There are plenty of young adult books that have crossover appeal—particularly those with adventure and romance. But there are too many adult readers who pass over the best of teen lit because of the “YA” label. Do yourself a favor—ignore the fact that you’re in the “Teen Reads” section of the bookstore, and you just may discover some insightful stories with emotional resonance and gorgeous prose.
Here are a handful of teen books from this year (and a few coming soon!) that adults need to read:
Why We Broke Up by Daniel Handler
“Anyone who has had a broken heart and sifted through the detritus left behind will find Min’s collection extremely relatable. If that’s not you yet, just wait; Why We Broke Up is a beautiful story, but also soul food for dark times. Don’t miss it.” Read more of our review and our interview with Handler.
The Fault in Our Stars by John Green
Mention excellent YA books this year, and this is always at the top of lists. It should be considered one of the best books of the year, period. Read our interview with Green.
In Darkness by Nick Lake
The overlapping tales of Shorty, trapped beneath the rubble of a hospital during the aftermath of the 2010 Haitian earthquake, and Toussaint L’Ouverture, the real slave who set Haitians free from the French, make this one much more than just a teen book. “Let this incredible novel initiate a call for action.” Read more of our review.
Never Fall Down by Patricia McCormick
The mass killing during the Khmer Rouge’s overthrow of Cambodia in 1975 is relatively forgotten in the history of genocide, but this one fits right in with several August fiction titles that delve into Cambodian history (such as In the Shadow of the Banyan). National Book Award finalist McCormick’s YA version is just as gripping. Read our review.
Code Name Verity by Elizabeth Wein
“Elizabeth Wein’s astonishing new World War II novel is a reminder of the power historical fiction can have in the hands of an accomplished author. Set in Great Britain and occupied France both before and during the war, Code Name Verity is . . . likely to find a home on the shelves of teens and adults alike.” Read more of our review.
Seraphina by Rachel Hartman
“Debut novelist Rachel Hartman has created a unique and imaginative fantasy kingdom. Her world-building is so detailed and well-integrated, each character and place so well-drawn, one wonders if they truly exist somewhere. . . Seraphina is an engaging and innovative fantasy that uses the plights of dragons and humans as an allegory for the real prejudices we all must face.” Read more of our review.
Small Damages by Beth Kephart

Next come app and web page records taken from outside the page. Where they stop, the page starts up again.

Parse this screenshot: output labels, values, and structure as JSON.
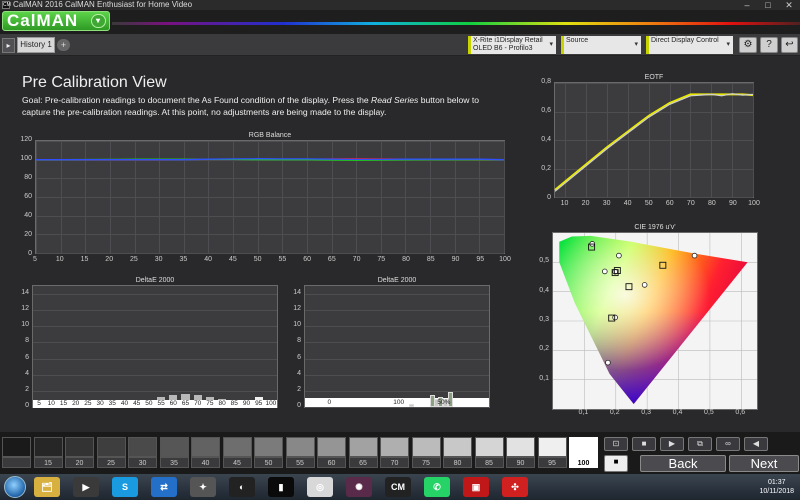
{
  "window": {
    "title": "CalMAN 2016 CalMAN Enthusiast for Home Video",
    "app_icon": "CM",
    "controls": [
      "–",
      "□",
      "✕"
    ]
  },
  "header": {
    "logo": "CalMAN",
    "logo_dropdown": "▾"
  },
  "toolbar": {
    "tab_label": "History 1",
    "add_tab": "+",
    "left_arrow": "▸",
    "devices": [
      {
        "line1": "X-Rite i1Display Retail",
        "line2": "OLED B6 - Profilo3"
      },
      {
        "line1": "Source",
        "line2": ""
      },
      {
        "line1": "Direct Display Control",
        "line2": ""
      }
    ],
    "dropdown_arrow": "▾",
    "buttons": [
      "⚙",
      "?",
      "↩"
    ]
  },
  "page": {
    "title": "Pre Calibration View",
    "goal_prefix": "Goal: Pre-calibration readings to document the As Found condition of the display. Press the ",
    "goal_em": "Read Series",
    "goal_suffix": " button below to capture the pre-calibration readings. At this point, no adjustments are being made to the display."
  },
  "colors": {
    "accent": "#5cd44a",
    "device_bar": "#c8d400",
    "plot_bg": "#3c3c3e",
    "eotf_target": "#e8e800",
    "eotf_measured": "#d0d0d0"
  },
  "chart_data": [
    {
      "type": "line",
      "title": "RGB Balance",
      "x": [
        5,
        10,
        15,
        20,
        25,
        30,
        35,
        40,
        45,
        50,
        55,
        60,
        65,
        70,
        75,
        80,
        85,
        90,
        95,
        100
      ],
      "xlim": [
        5,
        100
      ],
      "ylim": [
        0,
        120
      ],
      "yticks": [
        0,
        20,
        40,
        60,
        80,
        100,
        120
      ],
      "series": [
        {
          "color": "#e02020",
          "values": [
            100,
            100,
            100,
            100,
            100,
            100,
            100.3,
            100.3,
            100.3,
            100.3,
            100.3,
            100.3,
            100.8,
            101,
            100.8,
            100.5,
            100.3,
            100.3,
            100,
            100
          ]
        },
        {
          "color": "#20c020",
          "values": [
            100,
            100,
            100.2,
            100.3,
            100.5,
            100.5,
            100.5,
            100.3,
            100.3,
            100,
            100,
            100,
            99.5,
            99.3,
            99.5,
            99.7,
            100,
            100,
            100,
            100
          ]
        },
        {
          "color": "#3050ff",
          "values": [
            100,
            100,
            100,
            100,
            100,
            100,
            100,
            100.5,
            100.8,
            101,
            100.8,
            100.8,
            100.5,
            100.3,
            100.3,
            100.5,
            100.5,
            100.5,
            100.5,
            100
          ]
        }
      ]
    },
    {
      "type": "bar",
      "title": "DeltaE 2000",
      "categories": [
        "5",
        "10",
        "15",
        "20",
        "25",
        "30",
        "35",
        "40",
        "45",
        "50",
        "55",
        "60",
        "65",
        "70",
        "75",
        "80",
        "85",
        "90",
        "95",
        "100"
      ],
      "values": [
        0,
        0,
        0,
        0,
        0.2,
        0.3,
        0.4,
        0.5,
        0.6,
        0.8,
        1.2,
        1.5,
        1.6,
        1.5,
        1.2,
        1.0,
        0.8,
        0.6,
        1.2,
        0.6
      ],
      "ylim": [
        0,
        15
      ],
      "yticks": [
        0,
        2,
        4,
        6,
        8,
        10,
        12,
        14
      ]
    },
    {
      "type": "bar",
      "title": "DeltaE 2000",
      "categories": [
        "0",
        "100",
        "50%"
      ],
      "bars": [
        {
          "x": 119,
          "value": 0.4
        },
        {
          "x": 148,
          "value": 1.5
        },
        {
          "x": 154,
          "value": 1.0
        },
        {
          "x": 160,
          "value": 1.3
        },
        {
          "x": 167,
          "value": 1.0
        },
        {
          "x": 174,
          "value": 1.8
        }
      ],
      "xticks": [
        {
          "x": 0,
          "label": "0"
        },
        {
          "x": 100,
          "label": "100"
        },
        {
          "x": 165,
          "label": "50%"
        }
      ],
      "xlim": [
        -35,
        230
      ],
      "ylim": [
        0,
        15
      ],
      "yticks": [
        0,
        2,
        4,
        6,
        8,
        10,
        12,
        14
      ]
    },
    {
      "type": "line",
      "title": "EOTF",
      "x": [
        5,
        10,
        20,
        30,
        40,
        50,
        60,
        70,
        75,
        80,
        85,
        90,
        95,
        100
      ],
      "xlim": [
        5,
        100
      ],
      "ylim": [
        0,
        0.8
      ],
      "xticks": [
        10,
        20,
        30,
        40,
        50,
        60,
        70,
        80,
        90,
        100
      ],
      "yticks": [
        0,
        0.2,
        0.4,
        0.6,
        0.8
      ],
      "series": [
        {
          "name": "target",
          "values": [
            0.05,
            0.11,
            0.23,
            0.35,
            0.46,
            0.57,
            0.66,
            0.72,
            0.72,
            0.72,
            0.72,
            0.72,
            0.72,
            0.715
          ]
        },
        {
          "name": "measured",
          "values": [
            0.04,
            0.1,
            0.22,
            0.34,
            0.45,
            0.56,
            0.65,
            0.71,
            0.715,
            0.72,
            0.71,
            0.725,
            0.715,
            0.72
          ]
        }
      ]
    },
    {
      "type": "scatter",
      "title": "CIE 1976 u'v'",
      "xlim": [
        0,
        0.65
      ],
      "ylim": [
        0,
        0.6
      ],
      "xticks": [
        0.1,
        0.2,
        0.3,
        0.4,
        0.5,
        0.6
      ],
      "yticks": [
        0.1,
        0.2,
        0.3,
        0.4,
        0.5
      ],
      "target_points": [
        {
          "u": 0.451,
          "v": 0.523
        },
        {
          "u": 0.125,
          "v": 0.563
        },
        {
          "u": 0.175,
          "v": 0.158
        },
        {
          "u": 0.198,
          "v": 0.468
        },
        {
          "u": 0.21,
          "v": 0.523
        },
        {
          "u": 0.165,
          "v": 0.469
        },
        {
          "u": 0.292,
          "v": 0.423
        },
        {
          "u": 0.198,
          "v": 0.312
        }
      ],
      "measured_points": [
        {
          "u": 0.35,
          "v": 0.49
        },
        {
          "u": 0.123,
          "v": 0.552
        },
        {
          "u": 0.205,
          "v": 0.472
        },
        {
          "u": 0.198,
          "v": 0.465
        },
        {
          "u": 0.242,
          "v": 0.417
        },
        {
          "u": 0.187,
          "v": 0.31
        }
      ]
    }
  ],
  "labels": {
    "rgb_yticks": [
      "0",
      "20",
      "40",
      "60",
      "80",
      "100",
      "120"
    ],
    "rgb_xticks": [
      "5",
      "10",
      "15",
      "20",
      "25",
      "30",
      "35",
      "40",
      "45",
      "50",
      "55",
      "60",
      "65",
      "70",
      "75",
      "80",
      "85",
      "90",
      "95",
      "100"
    ],
    "de_yticks": [
      "0",
      "2",
      "4",
      "6",
      "8",
      "10",
      "12",
      "14"
    ],
    "de2_xticks": [
      "0",
      "100",
      "50%"
    ],
    "eotf_yticks": [
      "0",
      "0,2",
      "0,4",
      "0,6",
      "0,8"
    ],
    "eotf_xticks": [
      "10",
      "20",
      "30",
      "40",
      "50",
      "60",
      "70",
      "80",
      "90",
      "100"
    ],
    "cie_xticks": [
      "0,1",
      "0,2",
      "0,3",
      "0,4",
      "0,5",
      "0,6"
    ],
    "cie_yticks": [
      "0,1",
      "0,2",
      "0,3",
      "0,4",
      "0,5"
    ]
  },
  "strip": {
    "patches": [
      {
        "label": "",
        "gray": "#1a1a1a"
      },
      {
        "label": "15",
        "gray": "#262626"
      },
      {
        "label": "20",
        "gray": "#333"
      },
      {
        "label": "25",
        "gray": "#3e3e3e"
      },
      {
        "label": "30",
        "gray": "#4a4a4a"
      },
      {
        "label": "35",
        "gray": "#565656"
      },
      {
        "label": "40",
        "gray": "#626262"
      },
      {
        "label": "45",
        "gray": "#6e6e6e"
      },
      {
        "label": "50",
        "gray": "#7b7b7b"
      },
      {
        "label": "55",
        "gray": "#888"
      },
      {
        "label": "60",
        "gray": "#959595"
      },
      {
        "label": "65",
        "gray": "#a2a2a2"
      },
      {
        "label": "70",
        "gray": "#afafaf"
      },
      {
        "label": "75",
        "gray": "#bbb"
      },
      {
        "label": "80",
        "gray": "#c8c8c8"
      },
      {
        "label": "85",
        "gray": "#d5d5d5"
      },
      {
        "label": "90",
        "gray": "#e2e2e2"
      },
      {
        "label": "95",
        "gray": "#efefef"
      },
      {
        "label": "100",
        "gray": "#fff"
      }
    ],
    "selected_index": 18,
    "controls": [
      "⊡",
      "■",
      "▶",
      "⧉",
      "∞",
      "◀"
    ],
    "back": "Back",
    "next": "Next"
  },
  "taskbar": {
    "apps": [
      {
        "txt": "🗂",
        "bg": "#d8b040"
      },
      {
        "txt": "▶",
        "bg": "#3a3a3a"
      },
      {
        "txt": "S",
        "bg": "#1a9be0"
      },
      {
        "txt": "⇄",
        "bg": "#2470c8"
      },
      {
        "txt": "✦",
        "bg": "#555"
      },
      {
        "txt": "◐",
        "bg": "#222"
      },
      {
        "txt": "▮",
        "bg": "#0a0a0a"
      },
      {
        "txt": "◎",
        "bg": "#d8d8d8"
      },
      {
        "txt": "✺",
        "bg": "#5a2a4a"
      },
      {
        "txt": "CM",
        "bg": "#222"
      },
      {
        "txt": "✆",
        "bg": "#25d366"
      },
      {
        "txt": "▣",
        "bg": "#c01818"
      },
      {
        "txt": "✣",
        "bg": "#d02020"
      }
    ],
    "time": "01:37",
    "date": "10/11/2018"
  }
}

A pregnant teen is sent away to a bull farm in southern Spain, where she is to live out her pregnancy and give the child to a Spanish couple. The writing in this one glows just as much as the imagery of the Spanish countryside. Watch for an interview with Kephart in our August issue.
Every Day by David Levithan (out 8/28)
You could call this one a story of teen love. But the tale of A, who wakes up every day in a different teen boy or girl’s body, and the girl A loves is so much more than that. No other book this year has so holistically captured every possible crisis a teen can face. This may be Levithan’s best yet.
The Brides of Rollrock Island by Margo Lanagan (out 9/11)
Two-time Printz Honor winner Lanagan has created a vibrant, ferocious and romantic mythology, filled with witches, seal-women and a commanding coastal setting. The writing is so good, it would seem that these legends have always existed.
What would you add? Which 2012 teen books belong on every adult’s TBR list?